[Element data from apps and pages]
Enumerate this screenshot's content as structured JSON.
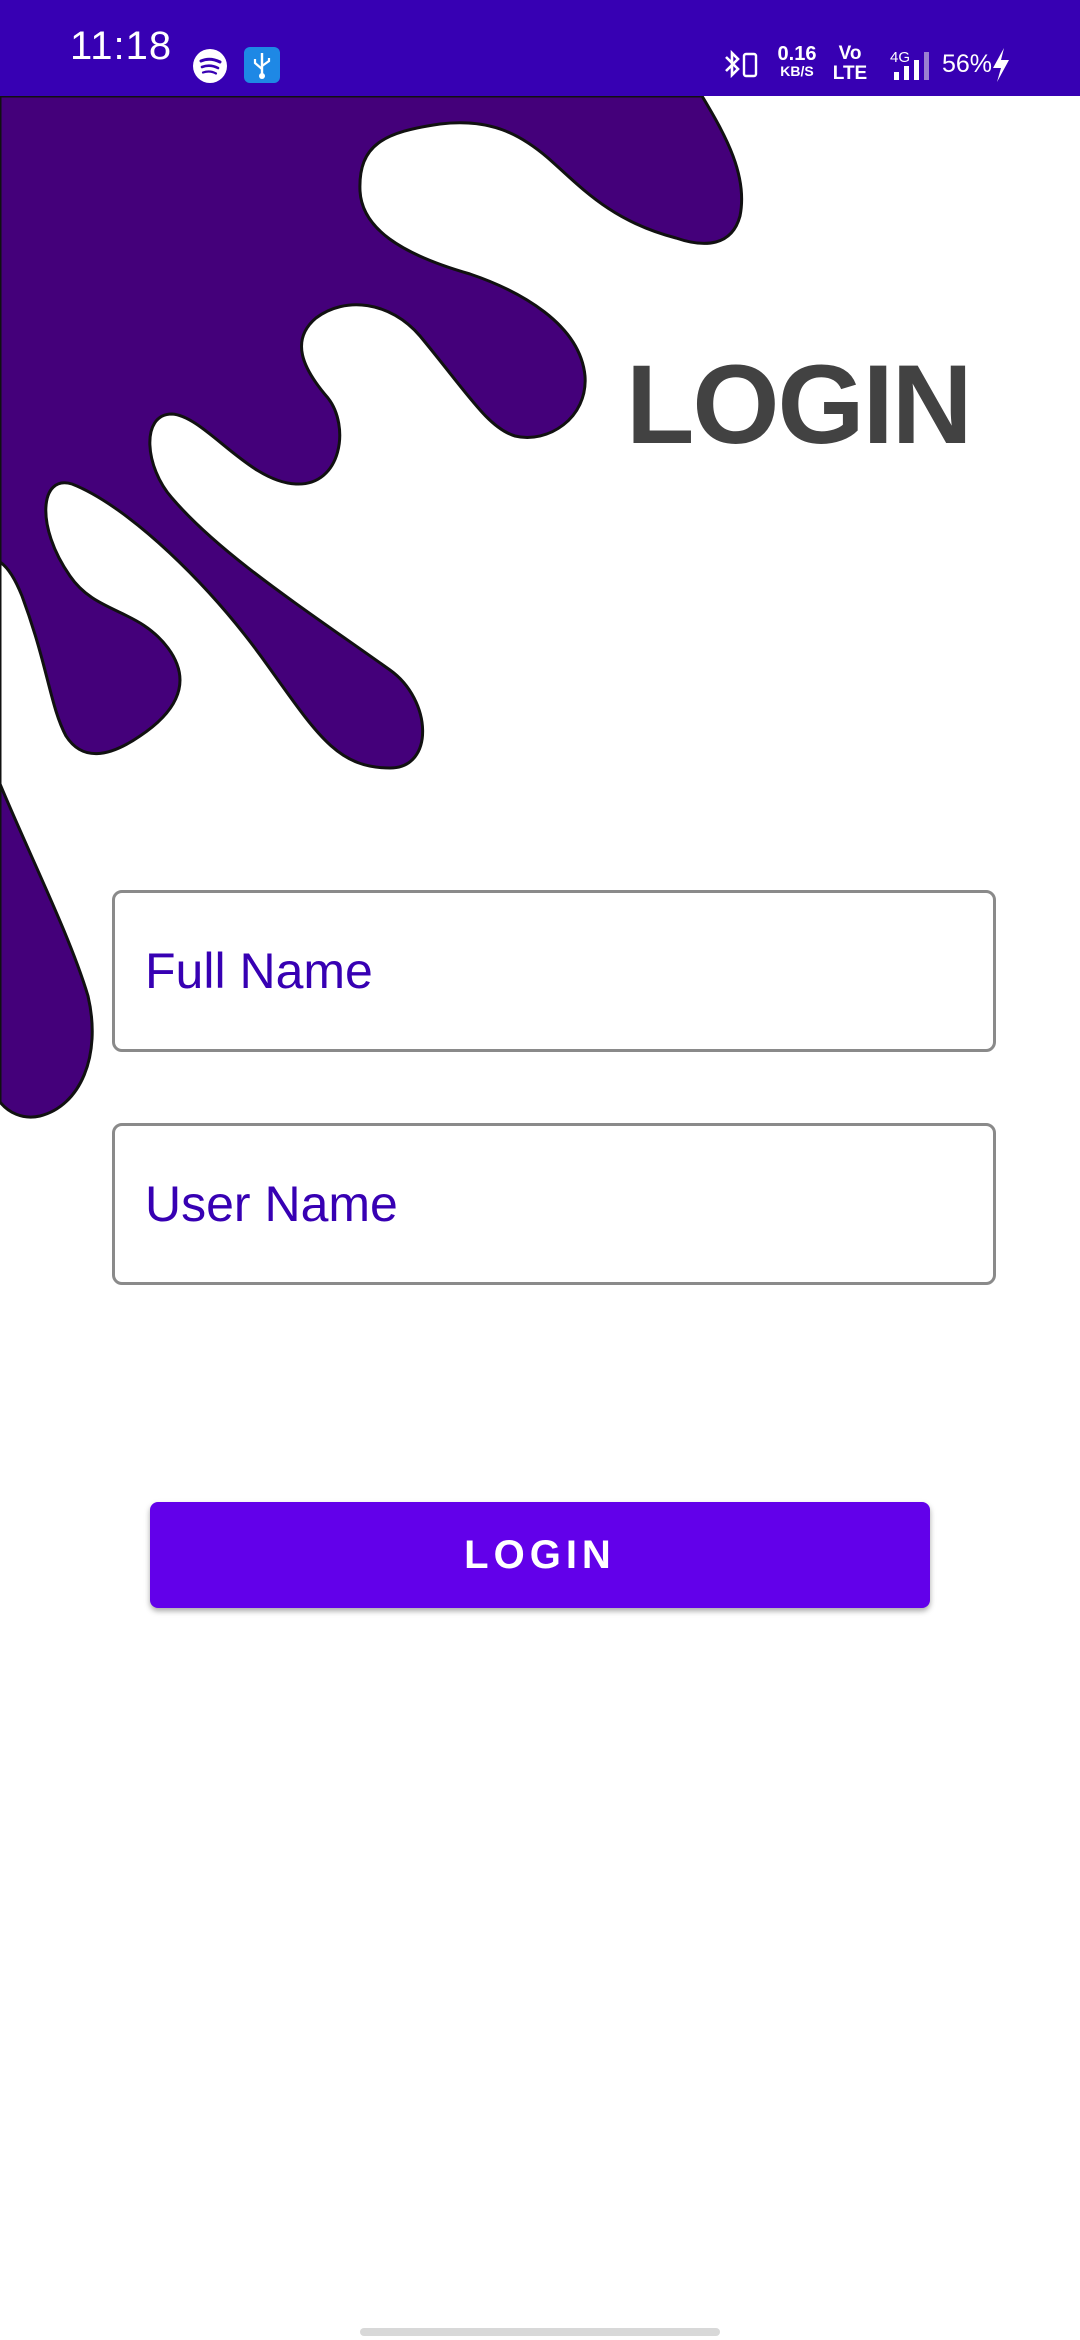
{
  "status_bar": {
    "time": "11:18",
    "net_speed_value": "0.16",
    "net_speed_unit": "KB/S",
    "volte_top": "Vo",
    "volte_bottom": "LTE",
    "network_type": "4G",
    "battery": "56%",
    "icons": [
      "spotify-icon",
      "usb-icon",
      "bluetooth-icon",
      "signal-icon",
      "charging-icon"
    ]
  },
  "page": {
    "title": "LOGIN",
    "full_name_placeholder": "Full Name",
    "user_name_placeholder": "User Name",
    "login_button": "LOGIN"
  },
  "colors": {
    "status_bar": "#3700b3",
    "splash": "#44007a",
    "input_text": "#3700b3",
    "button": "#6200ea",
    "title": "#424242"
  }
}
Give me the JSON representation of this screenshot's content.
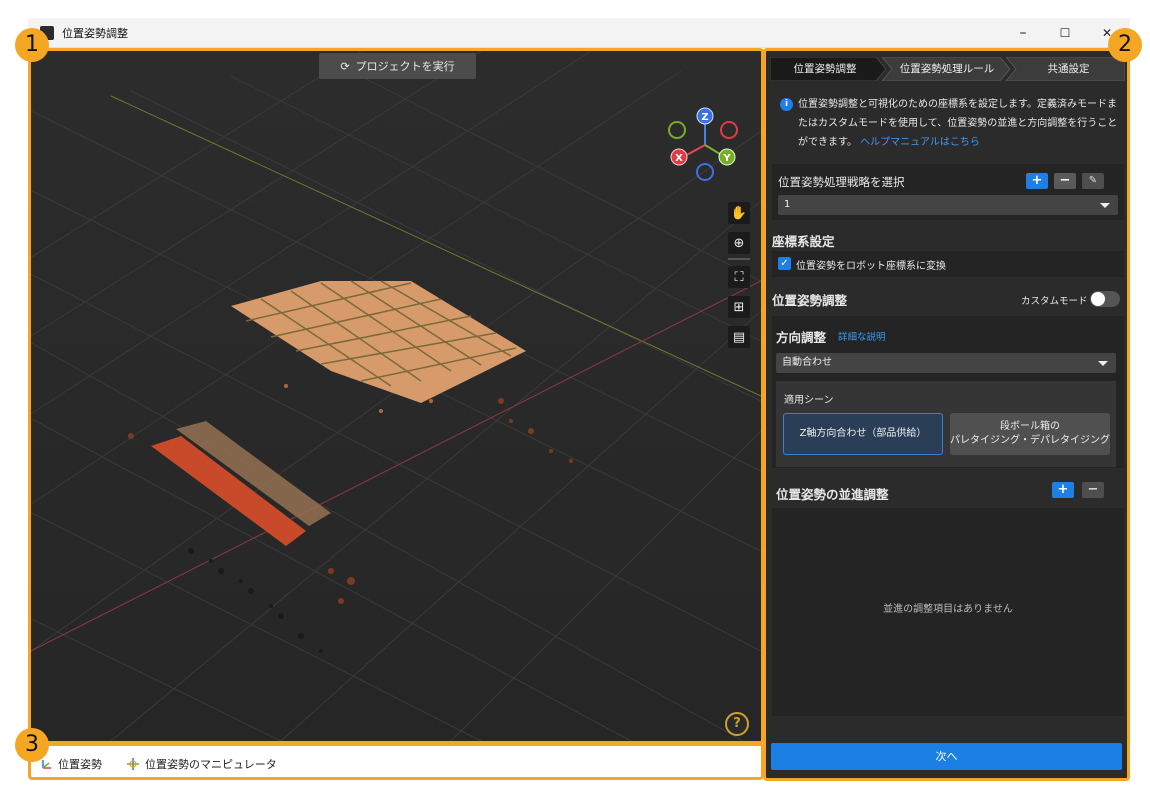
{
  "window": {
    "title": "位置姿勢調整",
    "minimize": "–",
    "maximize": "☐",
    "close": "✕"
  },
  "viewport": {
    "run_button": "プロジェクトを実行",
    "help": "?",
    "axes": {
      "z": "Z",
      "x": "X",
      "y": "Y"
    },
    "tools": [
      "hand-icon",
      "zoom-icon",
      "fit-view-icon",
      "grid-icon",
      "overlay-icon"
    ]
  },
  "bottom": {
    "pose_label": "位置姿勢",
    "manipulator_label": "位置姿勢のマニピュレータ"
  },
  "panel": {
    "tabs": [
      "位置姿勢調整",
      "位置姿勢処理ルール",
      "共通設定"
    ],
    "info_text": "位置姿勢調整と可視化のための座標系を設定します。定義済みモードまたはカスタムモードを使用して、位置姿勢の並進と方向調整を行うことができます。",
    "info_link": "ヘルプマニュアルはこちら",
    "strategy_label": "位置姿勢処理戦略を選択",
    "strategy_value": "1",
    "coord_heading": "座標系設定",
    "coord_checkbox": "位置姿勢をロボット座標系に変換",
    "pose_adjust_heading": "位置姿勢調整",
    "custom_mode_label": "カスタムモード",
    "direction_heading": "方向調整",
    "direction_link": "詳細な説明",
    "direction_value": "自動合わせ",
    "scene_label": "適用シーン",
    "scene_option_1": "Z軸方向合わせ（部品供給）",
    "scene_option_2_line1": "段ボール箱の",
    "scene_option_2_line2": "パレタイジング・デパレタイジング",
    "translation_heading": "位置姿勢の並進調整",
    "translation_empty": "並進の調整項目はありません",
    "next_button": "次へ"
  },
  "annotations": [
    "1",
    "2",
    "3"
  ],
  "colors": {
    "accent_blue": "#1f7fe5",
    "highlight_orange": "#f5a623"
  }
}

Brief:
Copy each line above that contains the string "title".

Answer area:
    "title": "LOGIN",
    "title": "#424242"
    "title": "位置姿勢調整",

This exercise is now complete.